The last lines of questioning before the lawyers switched sides to give Chief Justice Roberts his chance to question the constitutionality of matching funds was from justice Scalia: What if I told you that you could file another brief and your opponent couldn't. Would you?

Arizona Free Enterprise Club/McComish' lawyer replied, "Yes."

Justice Alito: What if you could file but if you did your opponent would also be able to. Wouldn't you do it anyway believing your arguments to be persuasive or the chance to counter too important?

There was some discussion around this theme which I found compelling. Even though you might think twice about spending or speaking you were still free to do it and in most cases you still would if you believed in your positions.

They then switched sides with the lawyers representing Bennett and the Arizona law taking the podium.

Chief Justice Roberts dominated much of the questioning seeming just as annoyed with matching funds as Arizona Free Enterprise Club/McComish but again in my mind failing to show any real burden to speech but leaving little doubt to his position on the case.

Both Chief Justice Roberts and Jusice Alito had lines of questioning around: what if I spent 10k knowing that if I did all three of my opponents would get 10k so my 10k would lead to 30k certainly then I would think twice.

Justice Alito also said: how does matching funds deal with corruption.

Answer: More candidates, more competition, more speech, less corruption.

Justice Alito then asked questions along the lines of: as someone making an independent expenditure I care about the issue how does matching funds impact my spending?

Answer: if you oppose a participating candidate the candidate can only respond with matching funds which are limited to a cap.
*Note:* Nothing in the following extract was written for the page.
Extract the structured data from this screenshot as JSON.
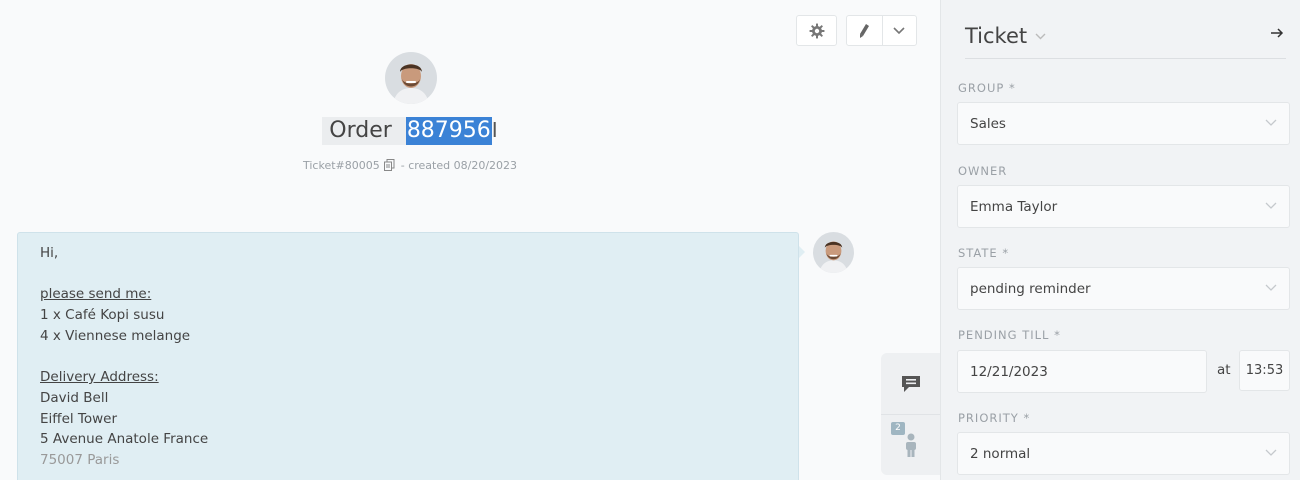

If the other way around the candidate can respond by raising money from supporters, a party, spend their own and respond with potentially unlimited resource.

Justice Breyer asked a question concerning why candidates choose the system and also cautioned: We should be very careful before tinkering with a piece of it. The reply was that matching funds lead to more speech and ensure that candidates will take the system knowing that if they follow the strict guidelines that they will still be able to respond to higher spending opposition and independent expenditures. Let's be clear spending only triggers matching funds up to a cap. There is an overall cap which participating candidates signup for which is an ultimate limit on spending. Candidates that are in the public financing system agree to this absolute limit in spending. Matching funds encourage participation but candidates that participate can still be outspent.

Justice Kagen added: Candidates are free to choose if they want to be part of public funding or not they have the choice.

Then it abruptly ended and we filed out into the hall.

It was an interesting day to be at the Supreme Court and as I headed out of the court room and down the hall to get my cell phone and my Maine Citizens for Clean Elections button out of the tiny lockers and out into the bright sun I thought: I think this will go 5-4 in favor of maintaining clean elections with matching funds.

Jesse Graham is the Executive Director of Maine People's Alliance and the Maine People's Resource Center. He is also a Board Member of Maine Citizens for Clean Elections.